### Brief
The answer must repeat every record exactly, with no pictures in it.

╭─ Information

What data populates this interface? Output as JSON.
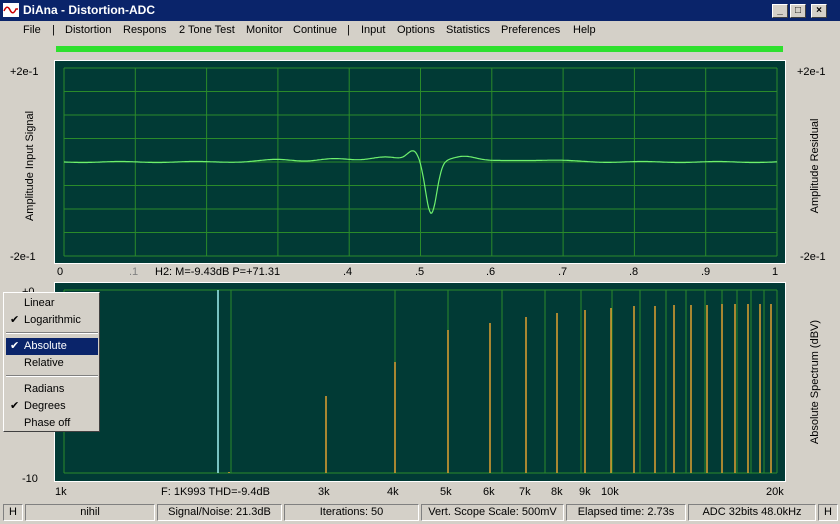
{
  "window": {
    "title": "DiAna - Distortion-ADC",
    "min_label": "_",
    "max_label": "□",
    "close_label": "×"
  },
  "menu": [
    "File",
    "|",
    "Distortion",
    "Respons",
    "2 Tone Test",
    "Monitor",
    "Continue",
    "|",
    "Input",
    "Options",
    "Statistics",
    "Preferences",
    "Help"
  ],
  "colors": {
    "plot_bg": "#013a35",
    "grid": "#2a8a2a",
    "trace": "#6ef06e",
    "bar_fundamental": "#a0f0f0",
    "bar_harmonic": "#e0a030",
    "level_bar": "#2ee02e"
  },
  "scope": {
    "ytop_left": "+2e-1",
    "ybot_left": "-2e-1",
    "ytop_right": "+2e-1",
    "ybot_right": "-2e-1",
    "left_label": "Amplitude Input Signal",
    "right_label": "Amplitude Residual",
    "xticks": [
      "0",
      ".1",
      ".4",
      ".5",
      ".6",
      ".7",
      ".8",
      ".9",
      "1"
    ],
    "info": "H2: M=-9.43dB P=+71.31"
  },
  "spectrum": {
    "ytop_left": "+0",
    "ybot_left": "-10",
    "right_label": "Absolute Spectrum (dBV)",
    "xticks": [
      "1k",
      "3k",
      "4k",
      "5k",
      "6k",
      "7k",
      "8k",
      "9k",
      "10k",
      "20k"
    ],
    "info": "F: 1K993 THD=-9.4dB"
  },
  "popup_menu": [
    {
      "label": "Linear",
      "checked": false,
      "selected": false
    },
    {
      "label": "Logarithmic",
      "checked": true,
      "selected": false
    },
    {
      "label": "Absolute",
      "checked": true,
      "selected": true
    },
    {
      "label": "Relative",
      "checked": false,
      "selected": false
    },
    {
      "label": "Radians",
      "checked": false,
      "selected": false
    },
    {
      "label": "Degrees",
      "checked": true,
      "selected": false
    },
    {
      "label": "Phase off",
      "checked": false,
      "selected": false
    }
  ],
  "status": {
    "left_h": "H",
    "name": "nihil",
    "snr": "Signal/Noise:   21.3dB",
    "iterations": "Iterations: 50",
    "scope_scale": "Vert. Scope Scale: 500mV",
    "elapsed": "Elapsed time: 2.73s",
    "adc": "ADC 32bits 48.0kHz",
    "right_h": "H"
  }
}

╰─

### Response area
What data populates this interface? Output as JSON.
{
  "window": {
    "title": "DiAna - Distortion-ADC",
    "min_label": "_",
    "max_label": "□",
    "close_label": "×"
  },
  "menu": [
    "File",
    "|",
    "Distortion",
    "Respons",
    "2 Tone Test",
    "Monitor",
    "Continue",
    "|",
    "Input",
    "Options",
    "Statistics",
    "Preferences",
    "Help"
  ],
  "colors": {
    "plot_bg": "#013a35",
    "grid": "#2a8a2a",
    "trace": "#6ef06e",
    "bar_fundamental": "#a0f0f0",
    "bar_harmonic": "#e0a030",
    "level_bar": "#2ee02e"
  },
  "scope": {
    "ytop_left": "+2e-1",
    "ybot_left": "-2e-1",
    "ytop_right": "+2e-1",
    "ybot_right": "-2e-1",
    "left_label": "Amplitude Input Signal",
    "right_label": "Amplitude Residual",
    "xticks": [
      "0",
      ".1",
      ".4",
      ".5",
      ".6",
      ".7",
      ".8",
      ".9",
      "1"
    ],
    "info": "H2: M=-9.43dB P=+71.31"
  },
  "spectrum": {
    "ytop_left": "+0",
    "ybot_left": "-10",
    "right_label": "Absolute Spectrum (dBV)",
    "xticks": [
      "1k",
      "3k",
      "4k",
      "5k",
      "6k",
      "7k",
      "8k",
      "9k",
      "10k",
      "20k"
    ],
    "info": "F: 1K993 THD=-9.4dB"
  },
  "popup_menu": [
    {
      "label": "Linear",
      "checked": false,
      "selected": false
    },
    {
      "label": "Logarithmic",
      "checked": true,
      "selected": false
    },
    {
      "label": "Absolute",
      "checked": true,
      "selected": true
    },
    {
      "label": "Relative",
      "checked": false,
      "selected": false
    },
    {
      "label": "Radians",
      "checked": false,
      "selected": false
    },
    {
      "label": "Degrees",
      "checked": true,
      "selected": false
    },
    {
      "label": "Phase off",
      "checked": false,
      "selected": false
    }
  ],
  "status": {
    "left_h": "H",
    "name": "nihil",
    "snr": "Signal/Noise:   21.3dB",
    "iterations": "Iterations: 50",
    "scope_scale": "Vert. Scope Scale: 500mV",
    "elapsed": "Elapsed time: 2.73s",
    "adc": "ADC 32bits 48.0kHz",
    "right_h": "H"
  }
}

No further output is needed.